The only place I have ever encountered no external storage, before, is an explicitly unmounted SD card. Since, maybe, Honeycomb, there’s even been a distinction between “external” and unmountable storage (commonly a sub-directory of /sdcard). As I say, I have never seen a device that doesn’t have a mountable storage, and also doesn’t emulate it with a partition from the internal persistent storage.

I am a strong advocate of not pre-empting the superior understanding of downstream developers. You, for instance, are encountering the situation and you know exactly what is going on, in your case. I have absolutely no idea. Better you decide, than I do.

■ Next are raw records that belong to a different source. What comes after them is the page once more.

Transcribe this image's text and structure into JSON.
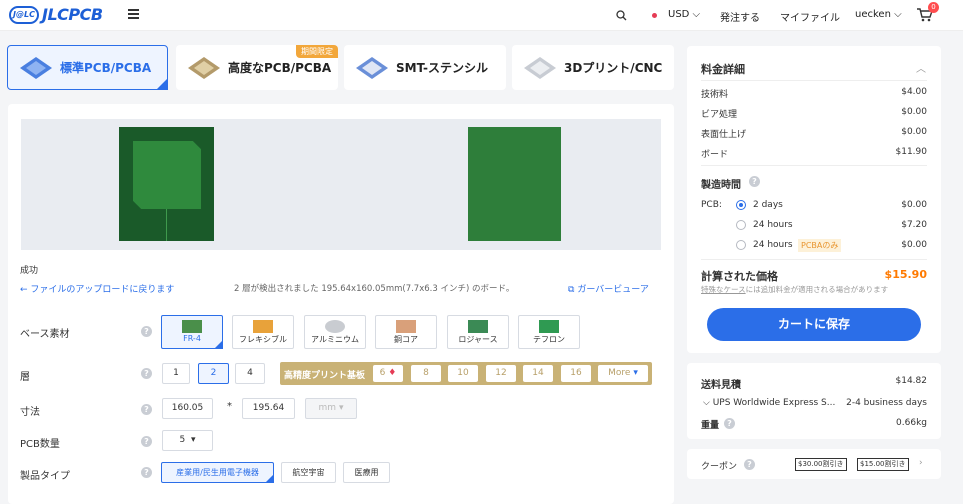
{
  "header": {
    "logo_badge": "J@LC",
    "logo_text": "JLCPCB",
    "currency": "USD",
    "order": "発注する",
    "my_files": "マイファイル",
    "user": "uecken",
    "cart_count": "0"
  },
  "tabs": [
    {
      "label": "標準PCB/PCBA"
    },
    {
      "label": "高度なPCB/PCBA",
      "promo": "期間限定"
    },
    {
      "label": "SMT-ステンシル"
    },
    {
      "label": "3Dプリント/CNC"
    }
  ],
  "upload": {
    "status": "成功",
    "back_link": "ファイルのアップロードに戻ります",
    "detect_text": "2 層が検出されました 195.64x160.05mm(7.7x6.3 インチ) のボード。",
    "gerber_viewer": "ガーバービューア"
  },
  "form": {
    "base_material_label": "ベース素材",
    "materials": [
      "FR-4",
      "フレキシブル",
      "アルミニウム",
      "銅コア",
      "ロジャース",
      "テフロン"
    ],
    "layers_label": "層",
    "layers": [
      "1",
      "2",
      "4"
    ],
    "hd_label": "高精度プリント基板",
    "hd_layers": [
      "6",
      "8",
      "10",
      "12",
      "14",
      "16"
    ],
    "more": "More",
    "dimension_label": "寸法",
    "dim_x": "160.05",
    "dim_sep": "*",
    "dim_y": "195.64",
    "dim_unit": "mm",
    "qty_label": "PCB数量",
    "qty": "5",
    "product_type_label": "製品タイプ",
    "product_types": [
      "産業用/民生用電子機器",
      "航空宇宙",
      "医療用"
    ]
  },
  "pricing": {
    "title": "料金詳細",
    "rows": [
      {
        "name": "技術料",
        "value": "$4.00"
      },
      {
        "name": "ビア処理",
        "value": "$0.00"
      },
      {
        "name": "表面仕上げ",
        "value": "$0.00"
      },
      {
        "name": "ボード",
        "value": "$11.90"
      }
    ],
    "build_time_title": "製造時間",
    "pcb_label": "PCB:",
    "options": [
      {
        "label": "2 days",
        "value": "$0.00"
      },
      {
        "label": "24 hours",
        "value": "$7.20"
      },
      {
        "label": "24 hours",
        "tag": "PCBAのみ",
        "value": "$0.00"
      }
    ],
    "calc_title": "計算された価格",
    "calc_value": "$15.90",
    "special_case": "特殊なケース",
    "special_note": "には追加料金が適用される場合があります",
    "save_btn": "カートに保存"
  },
  "shipping": {
    "title": "送料見積",
    "cost": "$14.82",
    "method": "UPS Worldwide Express S...",
    "days": "2-4 business days",
    "weight_label": "重量",
    "weight": "0.66kg"
  },
  "coupon": {
    "label": "クーポン",
    "tags": [
      "$30.00割引き",
      "$15.00割引き"
    ]
  }
}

Currently, the only use of that tmp/scratch directory is that it is passed to Core. I had a discussion with @borrrden , our Core guy, about this before I removed it. I think that, at one time, Core passed the directory along to SQLite, for use as a tmp dir. I, actually, am not sure what SQLite uses it for.

Ok. Well, that would be an argument for why I’d expect this to be a decision the library made, since as a developer I would need to know answers to these questions in order to make an informed decision about where to allocate storage. :wink: I understand the caution though.

Sounds like this isn’t actually being used anymore, as of the next release though, so that’s good news, since it simplifies things for all.

1 Like

By the way, this has happened to 6 users now, running these devices:

Galaxy Note10+ - Android 11
Galaxy S8+ - Android 7.1.2
Ellipsis 8 HD - Android 7.0
Xperia Z2 Tablet - Android 6.0.1
Nokia 3 V - Android 9
Lenovo YOGA Tab 3 Plus - Android 7.1.1

Looking at this closer, a developer workaround to avoid this crash would only work consistently if the manual root directory was context.getFilesDir(). This is because this is what makeDbPath() uses by default for the database path if rootDirectory == null. So if the user has an SD card in their device at one point, the default init() will create the database in the getFilesDir(). Later, if they’ve removed the SD card and external storage is not available, in order to prevent the app crashing, the developer’s only choice is to catch the exception and pass context.getFilesDir() as the rootDirectory parameter. context.getCacheDir() or any other directory can’t be used, as it will attempt to find the database in that same directory and not locate the existing database.

This has the drawback of not storing these temp files in a cache directory, which can be cleared by the OS or user to free up storage without affecting application state. Typically this cache directory would be a better volume for temporary storage usage than even external storage is on modern Android devices, which typically have considerable internal storage vs what’s available on an external SD card. Besides adding the ability to clear the cache when desired through application settings, it also is more secure in the application sandbox, not publicly accessible like external storage. Again, without knowing how this temp directory is even used, what types of files get created there, it’s possible the data might contain sensitive document data.

For this reason, a developer workaround for this crash really doesn’t make sense.